There is, however, one critical component missing to that description: What is the “cement” which will ensure that this all is possible. When reading Neil’s paper, two stories, recently shared by friends of mine came to mind. In one, my friend has been a part of a consultancy group based on similar principles as those reported by Neil. To start, there was a lot of enthusiasm from the part of those joining this rebellious bunch, but little by little the joy faded away… The financial and legal owners, were viewed as “more equal than the others” and started to assume that “feeding work” was a sufficient “deal” to keep the members of their community happy and engaged. The limitation of such a system became more and more evident… There was no “emotional ownership” from the team and tehs atr performers, those who easily could find work elsewhere through their talent left, disillusioned. The other example was about a sort of Business School and seemed even closer to the agency described by Neil: their original business model made it that they had very few permanent faculty, for the good reasons mentioned above, ie. Having a permanent access to the best talents, forcing them to continuously re-invent themselves or otherwise become obsolete, and, last but not least, not having to carry the huge burden of expensive faculty salaries. One of the biggest challenge for that institution was to ensure that its faculty wouldn’t feel nor behave like “hired guns”, delivering their course and running away (sometimes with the institution’s clients)… The place was apparently magnificent but as our friend reported, the feeling of community was missing: “Professors” would happily bump into each other but by accident, lots of new creative ideas and promises of co-creation would see the day around a coffee break or a lunch but prematurely die by the end of it, by lack of commitment to a common dream…
So what do “communities” like LEGO, Wikipedia, Linux, or the Mozilla Foundation manage to attract, retain, engage and make vibrant and virtual communities live and support their vision around the world? It isn’t enough to enable it through technology, working from home and other gadgets… It takes something more subtle at the Pathos level:
- They create a Purpose driven community: People supporting such organizations almost follow a cult (like the scouts, Salvation Army, cults and football teams, nothing new!). They know that their license to operate is intimately linked to a few rules and beliefs around their communities.
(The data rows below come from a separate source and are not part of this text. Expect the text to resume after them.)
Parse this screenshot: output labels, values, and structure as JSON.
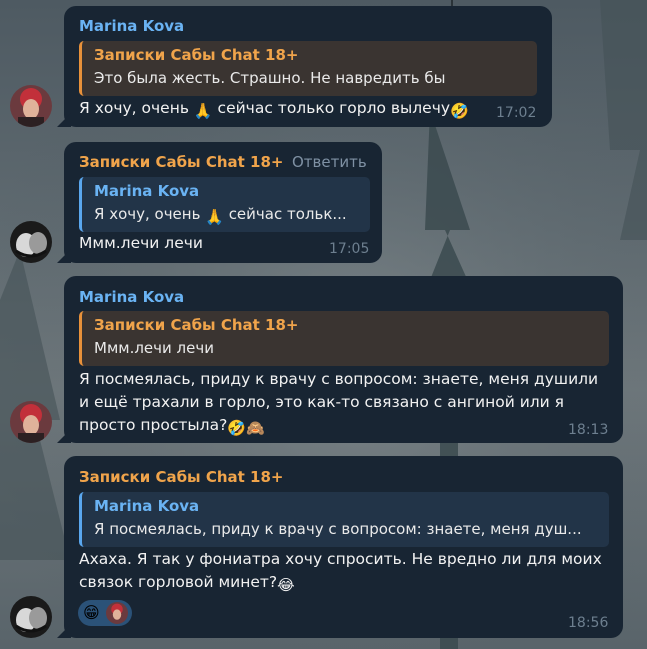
{
  "messages": [
    {
      "sender": "Marina Kova",
      "quote": {
        "name": "Записки Сабы Chat 18+",
        "text": "Это была жесть. Страшно. Не навредить бы"
      },
      "lines": [
        "Я хочу, очень",
        "сейчас только горло вылечу"
      ],
      "emoji": [
        "🙏",
        "🤣"
      ],
      "time": "17:02"
    },
    {
      "sender": "Записки Сабы Chat 18+",
      "reply_label": "Ответить",
      "quote": {
        "name": "Marina Kova",
        "text_a": "Я хочу, очень",
        "text_b": "сейчас тольк..."
      },
      "emoji": [
        "🙏"
      ],
      "lines": [
        "Ммм.лечи лечи"
      ],
      "time": "17:05"
    },
    {
      "sender": "Marina Kova",
      "quote": {
        "name": "Записки Сабы Chat 18+",
        "text": "Ммм.лечи лечи"
      },
      "lines": [
        "Я посмеялась, приду к врачу с вопросом: знаете, меня душили",
        "и ещё трахали в горло, это как-то связано с ангиной или я",
        "просто простыла?"
      ],
      "emoji": [
        "🤣",
        "🙈"
      ],
      "time": "18:13"
    },
    {
      "sender": "Записки Сабы Chat 18+",
      "quote": {
        "name": "Marina Kova",
        "text": "Я посмеялась, приду к врачу с вопросом: знаете, меня душ..."
      },
      "lines": [
        "Ахаха. Я так у  фониатра  хочу  спросить. Не вредно ли для моих",
        "связок горловой минет?"
      ],
      "emoji": [
        "😂"
      ],
      "reaction": {
        "emoji": "😁"
      },
      "time": "18:56"
    }
  ],
  "colors": {
    "bubble": "#182533",
    "name_blue": "#6ab3f3",
    "name_orange": "#f0a44b",
    "time": "#6d7f8f"
  }
}
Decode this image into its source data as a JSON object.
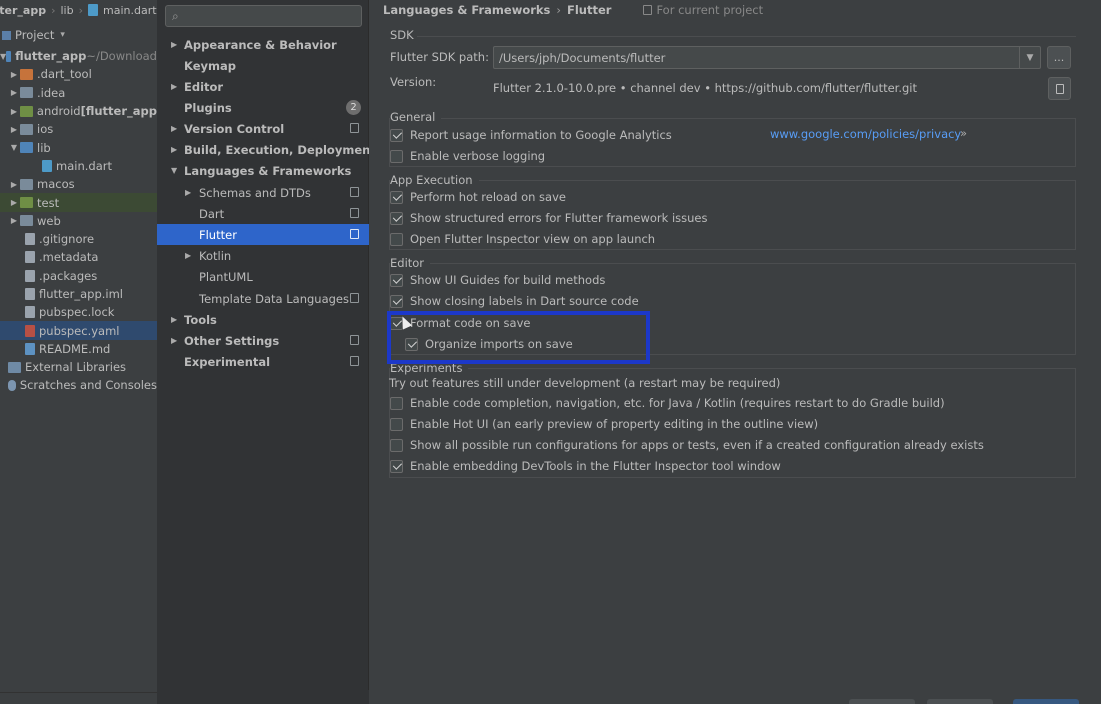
{
  "project_panel": {
    "breadcrumb": [
      "tter_app",
      "lib",
      "main.dart"
    ],
    "toolbar_label": "Project",
    "tree": [
      {
        "label": "flutter_app",
        "suffix": " ~/Download",
        "icon": "folder-icon",
        "bold": true
      },
      {
        "label": ".dart_tool",
        "icon": "folder-icon"
      },
      {
        "label": ".idea",
        "icon": "folder-icon"
      },
      {
        "label": "android",
        "suffix": " [flutter_app",
        "icon": "folder-icon"
      },
      {
        "label": "ios",
        "icon": "folder-icon"
      },
      {
        "label": "lib",
        "icon": "folder-icon"
      },
      {
        "label": "main.dart",
        "icon": "dart-file-icon"
      },
      {
        "label": "macos",
        "icon": "folder-icon"
      },
      {
        "label": "test",
        "icon": "folder-icon"
      },
      {
        "label": "web",
        "icon": "folder-icon"
      },
      {
        "label": ".gitignore",
        "icon": "file-icon"
      },
      {
        "label": ".metadata",
        "icon": "file-icon"
      },
      {
        "label": ".packages",
        "icon": "file-icon"
      },
      {
        "label": "flutter_app.iml",
        "icon": "file-icon"
      },
      {
        "label": "pubspec.lock",
        "icon": "file-icon"
      },
      {
        "label": "pubspec.yaml",
        "icon": "yaml-file-icon"
      },
      {
        "label": "README.md",
        "icon": "markdown-file-icon"
      },
      {
        "label": "External Libraries",
        "icon": "library-icon"
      },
      {
        "label": "Scratches and Consoles",
        "icon": "scratch-icon"
      }
    ]
  },
  "settings_nav": {
    "search_placeholder": "",
    "items": [
      {
        "label": "Appearance & Behavior"
      },
      {
        "label": "Keymap"
      },
      {
        "label": "Editor"
      },
      {
        "label": "Plugins",
        "badge": "2"
      },
      {
        "label": "Version Control"
      },
      {
        "label": "Build, Execution, Deployment"
      },
      {
        "label": "Languages & Frameworks"
      },
      {
        "label": "Schemas and DTDs"
      },
      {
        "label": "Dart"
      },
      {
        "label": "Flutter"
      },
      {
        "label": "Kotlin"
      },
      {
        "label": "PlantUML"
      },
      {
        "label": "Template Data Languages"
      },
      {
        "label": "Tools"
      },
      {
        "label": "Other Settings"
      },
      {
        "label": "Experimental"
      }
    ]
  },
  "breadcrumb": {
    "path": [
      "Languages & Frameworks",
      "Flutter"
    ],
    "scope": "For current project"
  },
  "sdk": {
    "group_title": "SDK",
    "path_label": "Flutter SDK path:",
    "path_value": "/Users/jph/Documents/flutter",
    "browse_label": "...",
    "version_label": "Version:",
    "version_value": "Flutter 2.1.0-10.0.pre • channel dev • https://github.com/flutter/flutter.git"
  },
  "general": {
    "group_title": "General",
    "report_usage": "Report usage information to Google Analytics",
    "privacy_link": "www.google.com/policies/privacy",
    "privacy_arrow": "»",
    "verbose_logging": "Enable verbose logging"
  },
  "app_execution": {
    "group_title": "App Execution",
    "hot_reload": "Perform hot reload on save",
    "structured_errors": "Show structured errors for Flutter framework issues",
    "open_inspector": "Open Flutter Inspector view on app launch"
  },
  "editor": {
    "group_title": "Editor",
    "ui_guides": "Show UI Guides for build methods",
    "closing_labels": "Show closing labels in Dart source code",
    "format_on_save": "Format code on save",
    "organize_imports": "Organize imports on save"
  },
  "experiments": {
    "group_title": "Experiments",
    "description": "Try out features still under development (a restart may be required)",
    "code_completion": "Enable code completion, navigation, etc. for Java / Kotlin (requires restart to do Gradle build)",
    "hot_ui": "Enable Hot UI (an early preview of property editing in the outline view)",
    "run_configs": "Show all possible run configurations for apps or tests, even if a created configuration already exists",
    "devtools": "Enable embedding DevTools in the Flutter Inspector tool window"
  },
  "colors": {
    "selection": "#2e65ca",
    "link": "#589df6",
    "highlight_box": "#1c38c9"
  }
}
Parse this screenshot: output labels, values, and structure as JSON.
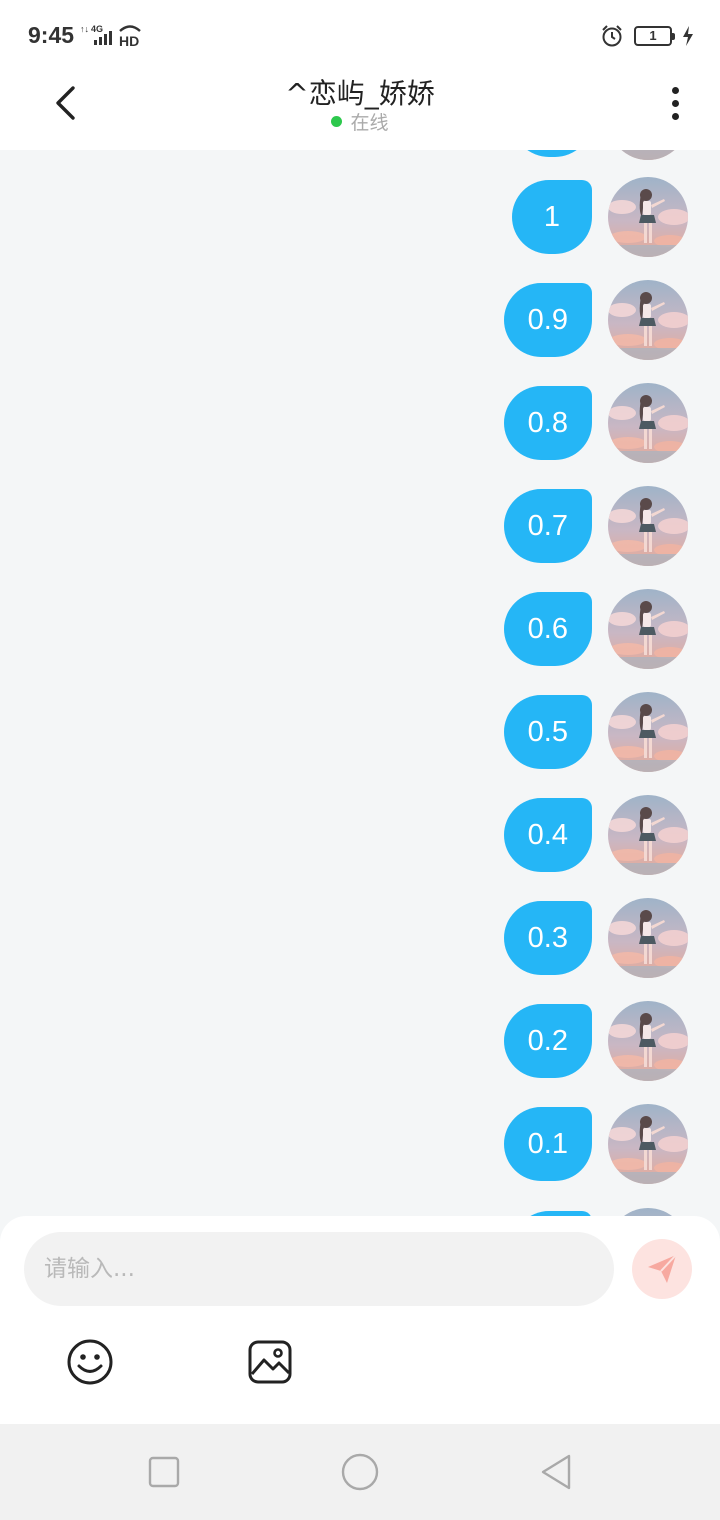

They engage them on a powerful Purpose and ensure they do not betray them on it.
- Relational not transactional: In the two failures examples that were reported to me, one thing struck me: in both cases the institutions and their leaders had let drift the dream and purpose into becoming a transaction: You come and deliver, we pay you… This is miles away from the way a company like LEGO treats its several thousands of aficionados. Arsenal Football Club, has decided to offer a free entrance to the game they would choose to the fans that came all the way to Manchester and see the historical humiliation of their team (8-2) by Manchester United this past month… To be relational is to value first of all the relationship and the person. To be transaction is to be focused on the transaction at the basis of our relation… full stop. Guess which one is best at the time of building a vibrant community?
Meg Wheatley summarized this in such an elegant way: “When we insist on obedience, we will never gain it for long, and we only gain it at the cost of what we wanted the most : loyalty, intelligence and responsiveness”
I hope you liked this glimpse of the future offered by Neil Perkin. I certainly did.
A blessed week home in order to prepare for five full weeks of work (with just one day off) straight after… Have a great week all!